The stories, definitely. Being able to tell a story in a song. Because I’m a songwriter and I just love to tell stories about my life, or, everything I’ve been through. And it’s kind of like therapy. I’ve written hundreds of songs since I’ve released my last original album. Not only for me, but for other artists and stuff. And mainly for other artists of that period of time. And it’s just such a great way to express yourself. And country music in particular, I mentor artists who are getting ready to record and all that sort of stuff as well. And it’s interesting because country lyrics, I think, are harder to write than pop lyrics, and I write a lot of pop stuff as well, and write for TV and all those kinds of things. And country – well, you’re trying to write a book on one page sometimes. And it’s very hard to tell a whole story on one page. It’s a real art, I think. And I love that about it. I love the harmony, I love the instruments, it’s just where my heart is, and it’s what I grew up on. And while I listen to all kinds of music and I can appreciate all kinds of music, I particularly love more bluegrassy acoustic, lots of harmony with stories.
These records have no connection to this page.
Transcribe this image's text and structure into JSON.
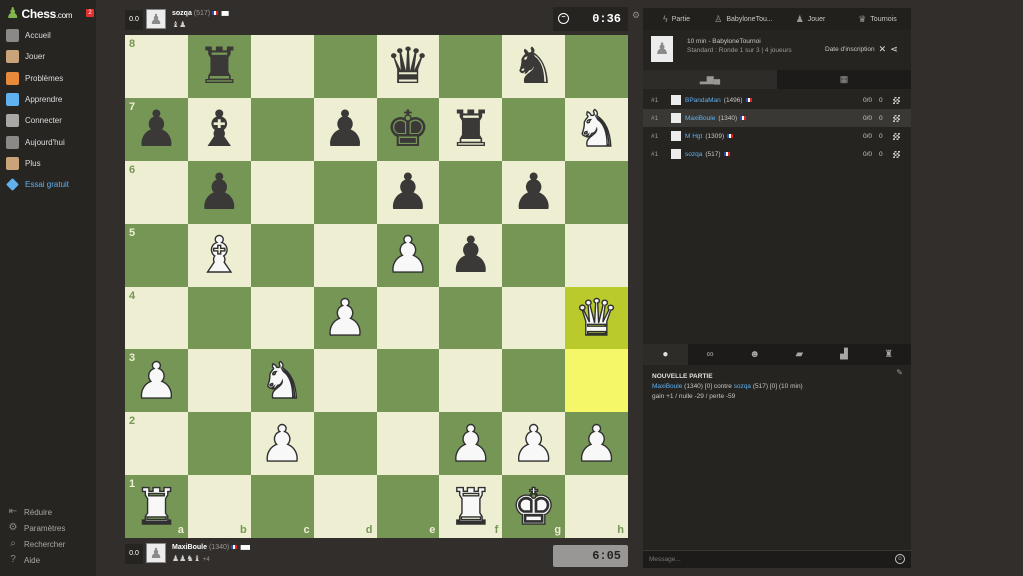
{
  "app": {
    "logo_text": "Chess",
    "logo_suffix": ".com",
    "notification_count": "2"
  },
  "sidebar": {
    "items": [
      {
        "label": "Accueil",
        "icon": "home-icon",
        "color": "#8b8987"
      },
      {
        "label": "Jouer",
        "icon": "play-icon",
        "color": "#c9a47a"
      },
      {
        "label": "Problèmes",
        "icon": "puzzle-icon",
        "color": "#e88a3a"
      },
      {
        "label": "Apprendre",
        "icon": "learn-icon",
        "color": "#5fb1ef"
      },
      {
        "label": "Connecter",
        "icon": "connect-icon",
        "color": "#a9a7a5"
      },
      {
        "label": "Aujourd'hui",
        "icon": "today-icon",
        "color": "#8b8987"
      },
      {
        "label": "Plus",
        "icon": "more-icon",
        "color": "#c9a47a"
      },
      {
        "label": "Essai gratuit",
        "icon": "diamond-icon",
        "color": "#5fb1ef"
      }
    ],
    "footer": [
      {
        "label": "Réduire",
        "icon": "collapse-icon"
      },
      {
        "label": "Paramètres",
        "icon": "gear-icon"
      },
      {
        "label": "Rechercher",
        "icon": "search-icon"
      },
      {
        "label": "Aide",
        "icon": "help-icon"
      }
    ]
  },
  "top_player": {
    "score": "0.0",
    "name": "sozqa",
    "rating": "(517)",
    "captured": "♝♟",
    "clock": "0:36",
    "clock_active": true
  },
  "bottom_player": {
    "score": "0.0",
    "name": "MaxiBoule",
    "rating": "(1340)",
    "captured": "♟♟♞♝",
    "advantage": "+4",
    "clock": "6:05",
    "clock_active": false
  },
  "board": {
    "files": [
      "a",
      "b",
      "c",
      "d",
      "e",
      "f",
      "g",
      "h"
    ],
    "ranks": [
      "8",
      "7",
      "6",
      "5",
      "4",
      "3",
      "2",
      "1"
    ],
    "highlighted": [
      "h4",
      "h3"
    ],
    "position": [
      [
        "",
        "r",
        "",
        "",
        "q",
        "",
        "n",
        ""
      ],
      [
        "p",
        "b",
        "",
        "p",
        "k",
        "r",
        "",
        "N"
      ],
      [
        "",
        "p",
        "",
        "",
        "p",
        "",
        "p",
        ""
      ],
      [
        "",
        "B",
        "",
        "",
        "P",
        "p",
        "",
        ""
      ],
      [
        "",
        "",
        "",
        "P",
        "",
        "",
        "",
        "Q"
      ],
      [
        "P",
        "",
        "N",
        "",
        "",
        "",
        "",
        ""
      ],
      [
        "",
        "",
        "P",
        "",
        "",
        "P",
        "P",
        "P"
      ],
      [
        "R",
        "",
        "",
        "",
        "",
        "R",
        "K",
        ""
      ]
    ]
  },
  "panel": {
    "tabs": [
      {
        "label": "Partie",
        "icon": "lightning-icon"
      },
      {
        "label": "BabyloneTou...",
        "icon": "tournament-icon"
      },
      {
        "label": "Jouer",
        "icon": "pawn-icon"
      },
      {
        "label": "Tournois",
        "icon": "trophy-icon"
      }
    ],
    "tournament": {
      "title": "10 min - BabyloneTournoi",
      "subtitle": "Standard : Ronde 1 sur 3 | 4 joueurs",
      "join_label": "Date d'inscription"
    },
    "standings": [
      {
        "rank": "#1",
        "name": "BPandaMan",
        "rating": "(1496)",
        "result": "0/0",
        "points": "0"
      },
      {
        "rank": "#1",
        "name": "MaxiBoule",
        "rating": "(1340)",
        "result": "0/0",
        "points": "0"
      },
      {
        "rank": "#1",
        "name": "M Hgt",
        "rating": "(1309)",
        "result": "0/0",
        "points": "0"
      },
      {
        "rank": "#1",
        "name": "sozqa",
        "rating": "(517)",
        "result": "0/0",
        "points": "0"
      }
    ],
    "chat": {
      "title": "NOUVELLE PARTIE",
      "white_name": "MaxiBoule",
      "white_rating": "(1340) [0]",
      "versus": "contre",
      "black_name": "sozqa",
      "black_rating": "(517) [0] (10 min)",
      "outcomes": "gain +1 / nulle -29 / perte -59",
      "input_placeholder": "Message..."
    }
  },
  "colors": {
    "light_square": "#eeeed2",
    "dark_square": "#769656",
    "link": "#5fb1ef",
    "accent": "#81b64c"
  }
}
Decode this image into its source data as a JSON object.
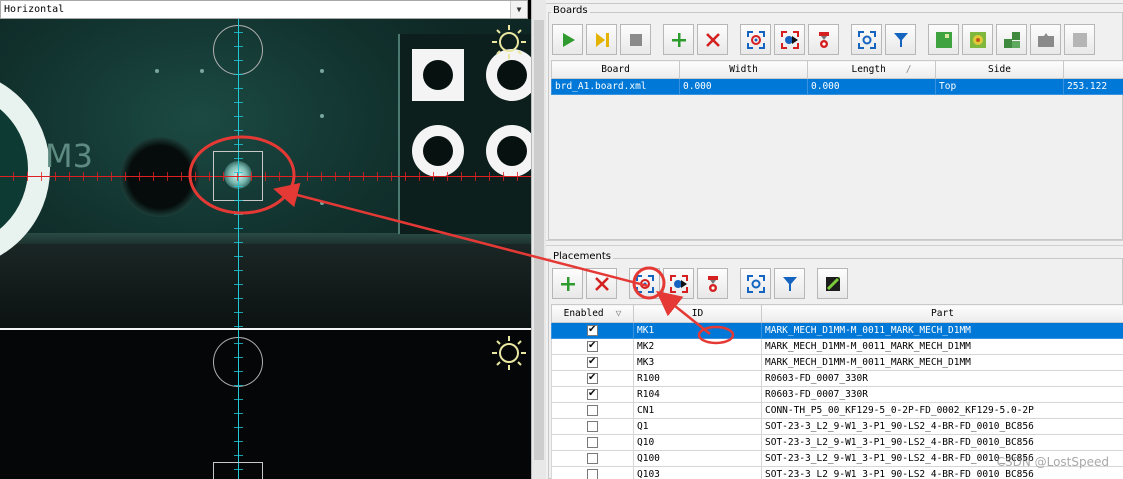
{
  "camera": {
    "direction_value": "Horizontal",
    "silkscreen_text": "M3"
  },
  "boards": {
    "title": "Boards",
    "toolbar_icons": [
      "play-icon",
      "step-icon",
      "stop-icon",
      "add-icon",
      "delete-icon",
      "capture-icon",
      "move-to-icon",
      "pick-icon",
      "center-icon",
      "filter-icon",
      "board-green-icon",
      "board-pad-icon",
      "board-multi-icon",
      "board-gray-icon",
      "board-disabled-icon"
    ],
    "columns": [
      "Board",
      "Width",
      "Length",
      "Side",
      ""
    ],
    "rows": [
      {
        "board": "brd_A1.board.xml",
        "width": "0.000",
        "length": "0.000",
        "side": "Top",
        "extra": "253.122"
      }
    ]
  },
  "placements": {
    "title": "Placements",
    "toolbar_icons": [
      "add-icon",
      "delete-icon",
      "capture-icon",
      "move-to-icon",
      "pick-icon",
      "center-icon",
      "filter-icon",
      "edit-icon"
    ],
    "columns": [
      "Enabled",
      "ID",
      "Part"
    ],
    "rows": [
      {
        "enabled": true,
        "id": "MK1",
        "part": "MARK_MECH_D1MM-M_0011_MARK_MECH_D1MM"
      },
      {
        "enabled": true,
        "id": "MK2",
        "part": "MARK_MECH_D1MM-M_0011_MARK_MECH_D1MM"
      },
      {
        "enabled": true,
        "id": "MK3",
        "part": "MARK_MECH_D1MM-M_0011_MARK_MECH_D1MM"
      },
      {
        "enabled": true,
        "id": "R100",
        "part": "R0603-FD_0007_330R"
      },
      {
        "enabled": true,
        "id": "R104",
        "part": "R0603-FD_0007_330R"
      },
      {
        "enabled": false,
        "id": "CN1",
        "part": "CONN-TH_P5_00_KF129-5_0-2P-FD_0002_KF129-5.0-2P"
      },
      {
        "enabled": false,
        "id": "Q1",
        "part": "SOT-23-3_L2_9-W1_3-P1_90-LS2_4-BR-FD_0010_BC856"
      },
      {
        "enabled": false,
        "id": "Q10",
        "part": "SOT-23-3_L2_9-W1_3-P1_90-LS2_4-BR-FD_0010_BC856"
      },
      {
        "enabled": false,
        "id": "Q100",
        "part": "SOT-23-3_L2_9-W1_3-P1_90-LS2_4-BR-FD_0010_BC856"
      },
      {
        "enabled": false,
        "id": "Q103",
        "part": "SOT-23-3_L2_9-W1_3-P1_90-LS2_4-BR-FD_0010_BC856"
      }
    ]
  },
  "watermark": "CSDN @LostSpeed",
  "colors": {
    "selection": "#0078d7",
    "annotation": "#e53935",
    "crosshair": "#e02020",
    "reticle": "#20c8d8"
  }
}
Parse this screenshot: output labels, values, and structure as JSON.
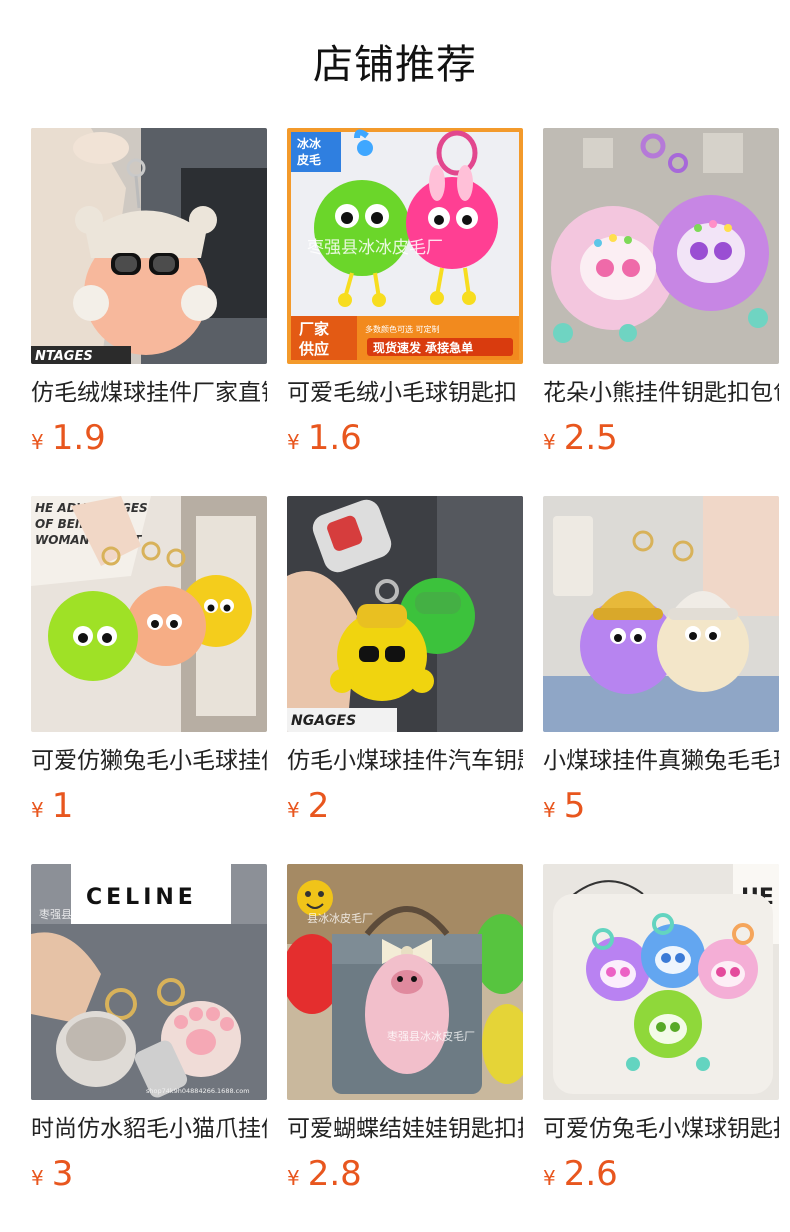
{
  "page": {
    "title": "店铺推荐"
  },
  "products": [
    {
      "name": "仿毛绒煤球挂件厂家直销",
      "currency": "¥",
      "price": "1.9",
      "image": "peach-fluffball-sunglasses-keychain"
    },
    {
      "name": "可爱毛绒小毛球钥匙扣",
      "currency": "¥",
      "price": "1.6",
      "image": "green-and-pink-fluffballs",
      "overlay": {
        "corner_tag": "冰冰\n皮毛",
        "watermark": "枣强县冰冰皮毛厂",
        "promo_left": "厂家\n供应",
        "promo_small": "多数颜色可选  可定制",
        "promo_main": "现货速发 承接急单"
      }
    },
    {
      "name": "花朵小熊挂件钥匙扣包包",
      "currency": "¥",
      "price": "2.5",
      "image": "pink-and-purple-flower-bears"
    },
    {
      "name": "可爱仿獭兔毛小毛球挂件",
      "currency": "¥",
      "price": "1",
      "image": "three-color-fluffballs-in-hand"
    },
    {
      "name": "仿毛小煤球挂件汽车钥匙扣",
      "currency": "¥",
      "price": "2",
      "image": "yellow-and-green-fluffballs-car-key"
    },
    {
      "name": "小煤球挂件真獭兔毛毛球",
      "currency": "¥",
      "price": "5",
      "image": "purple-and-cream-fluffballs-with-hats"
    },
    {
      "name": "时尚仿水貂毛小猫爪挂件",
      "currency": "¥",
      "price": "3",
      "image": "mink-cat-paw-keychains",
      "overlay": {
        "watermark": "枣强县冰冰皮毛厂",
        "footer": "shop74k9h04884266.1688.com"
      }
    },
    {
      "name": "可爱蝴蝶结娃娃钥匙扣挂件",
      "currency": "¥",
      "price": "2.8",
      "image": "pink-long-hair-doll-with-bow",
      "overlay": {
        "watermark": "枣强县冰冰皮毛厂"
      }
    },
    {
      "name": "可爱仿兔毛小煤球钥匙扣",
      "currency": "¥",
      "price": "2.6",
      "image": "colorful-fluffballs-flower-eyes"
    }
  ],
  "colors": {
    "price": "#e8561e",
    "text": "#222222",
    "background": "#ffffff"
  }
}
In my research I didn’t actually discover the fact that you were writing for other artists and writing for TV and things like that. So it sounds like you are relentlessly productive.

I really am. I have a really good work ethic and I try to be creative and write as much as I can. And I really believe too, that to pay it forward. And I felt like I had a lot of really great opportunities growing up with my career, though I feel like I had to learn a lot of stuff the hard way, because nobody taught me. No one said don’t do this, and do this, and it will be easier if you this and this and this. And so now I feel like I can help people and go, you know what, if you do it this way, it might be a bit easier. This guy is really nice to work with. Whatever ways I can help artists who want to break into the industry and it just feels lovely to be able to use your experience. And age too, you know, to help young ones find it a little easier. And the real basis of what I would teach when I’m mentoring is just being kind and being a nice person and being true to yourself, but being graceful and nice to work with. Because you meet people who aren’t, and then nobody wants to work with them and they wonder why they didn’t get successful, you know? I just love all that, I love reading people and helping, I guess.

Cruisin’ Country 8 runs from 9 to 16 October 2018 and departs from Sydney. 

cruisincountry.com.au/2018

ginajeffreys.com.au